*** Records provided ***

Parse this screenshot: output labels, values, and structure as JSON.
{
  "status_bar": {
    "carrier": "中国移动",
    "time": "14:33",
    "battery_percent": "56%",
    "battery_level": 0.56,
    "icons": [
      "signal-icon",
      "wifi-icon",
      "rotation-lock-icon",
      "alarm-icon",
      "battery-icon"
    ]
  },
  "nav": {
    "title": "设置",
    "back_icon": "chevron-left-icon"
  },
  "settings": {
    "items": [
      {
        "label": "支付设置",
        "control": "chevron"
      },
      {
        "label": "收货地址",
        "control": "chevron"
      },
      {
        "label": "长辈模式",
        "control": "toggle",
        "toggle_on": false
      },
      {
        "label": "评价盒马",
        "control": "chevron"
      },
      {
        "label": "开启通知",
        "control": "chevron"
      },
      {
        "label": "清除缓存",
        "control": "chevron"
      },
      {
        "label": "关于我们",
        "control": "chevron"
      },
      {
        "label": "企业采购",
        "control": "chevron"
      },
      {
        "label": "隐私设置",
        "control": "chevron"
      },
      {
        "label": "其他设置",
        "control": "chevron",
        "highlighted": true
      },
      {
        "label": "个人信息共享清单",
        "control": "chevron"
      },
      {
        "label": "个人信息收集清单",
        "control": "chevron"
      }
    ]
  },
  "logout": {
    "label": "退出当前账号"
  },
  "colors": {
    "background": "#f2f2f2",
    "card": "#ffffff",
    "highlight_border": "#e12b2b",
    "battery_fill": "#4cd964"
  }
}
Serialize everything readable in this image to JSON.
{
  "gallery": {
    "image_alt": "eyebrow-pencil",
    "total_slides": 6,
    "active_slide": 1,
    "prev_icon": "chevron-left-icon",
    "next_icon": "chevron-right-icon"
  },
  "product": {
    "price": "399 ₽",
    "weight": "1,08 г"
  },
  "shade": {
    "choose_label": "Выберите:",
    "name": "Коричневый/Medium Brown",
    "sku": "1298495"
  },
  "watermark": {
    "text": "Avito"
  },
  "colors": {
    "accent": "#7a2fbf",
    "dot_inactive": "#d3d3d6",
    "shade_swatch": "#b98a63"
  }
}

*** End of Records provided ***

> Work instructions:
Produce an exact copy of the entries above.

> Written answer:
Parse this screenshot: output labels, values, and structure as JSON.
{
  "status_bar": {
    "carrier": "中国移动",
    "time": "14:33",
    "battery_percent": "56%",
    "battery_level": 0.56,
    "icons": [
      "signal-icon",
      "wifi-icon",
      "rotation-lock-icon",
      "alarm-icon",
      "battery-icon"
    ]
  },
  "nav": {
    "title": "设置",
    "back_icon": "chevron-left-icon"
  },
  "settings": {
    "items": [
      {
        "label": "支付设置",
        "control": "chevron"
      },
      {
        "label": "收货地址",
        "control": "chevron"
      },
      {
        "label": "长辈模式",
        "control": "toggle",
        "toggle_on": false
      },
      {
        "label": "评价盒马",
        "control": "chevron"
      },
      {
        "label": "开启通知",
        "control": "chevron"
      },
      {
        "label": "清除缓存",
        "control": "chevron"
      },
      {
        "label": "关于我们",
        "control": "chevron"
      },
      {
        "label": "企业采购",
        "control": "chevron"
      },
      {
        "label": "隐私设置",
        "control": "chevron"
      },
      {
        "label": "其他设置",
        "control": "chevron",
        "highlighted": true
      },
      {
        "label": "个人信息共享清单",
        "control": "chevron"
      },
      {
        "label": "个人信息收集清单",
        "control": "chevron"
      }
    ]
  },
  "logout": {
    "label": "退出当前账号"
  },
  "colors": {
    "background": "#f2f2f2",
    "card": "#ffffff",
    "highlight_border": "#e12b2b",
    "battery_fill": "#4cd964"
  }
}
Serialize everything readable in this image to JSON.
{
  "gallery": {
    "image_alt": "eyebrow-pencil",
    "total_slides": 6,
    "active_slide": 1,
    "prev_icon": "chevron-left-icon",
    "next_icon": "chevron-right-icon"
  },
  "product": {
    "price": "399 ₽",
    "weight": "1,08 г"
  },
  "shade": {
    "choose_label": "Выберите:",
    "name": "Коричневый/Medium Brown",
    "sku": "1298495"
  },
  "watermark": {
    "text": "Avito"
  },
  "colors": {
    "accent": "#7a2fbf",
    "dot_inactive": "#d3d3d6",
    "shade_swatch": "#b98a63"
  }
}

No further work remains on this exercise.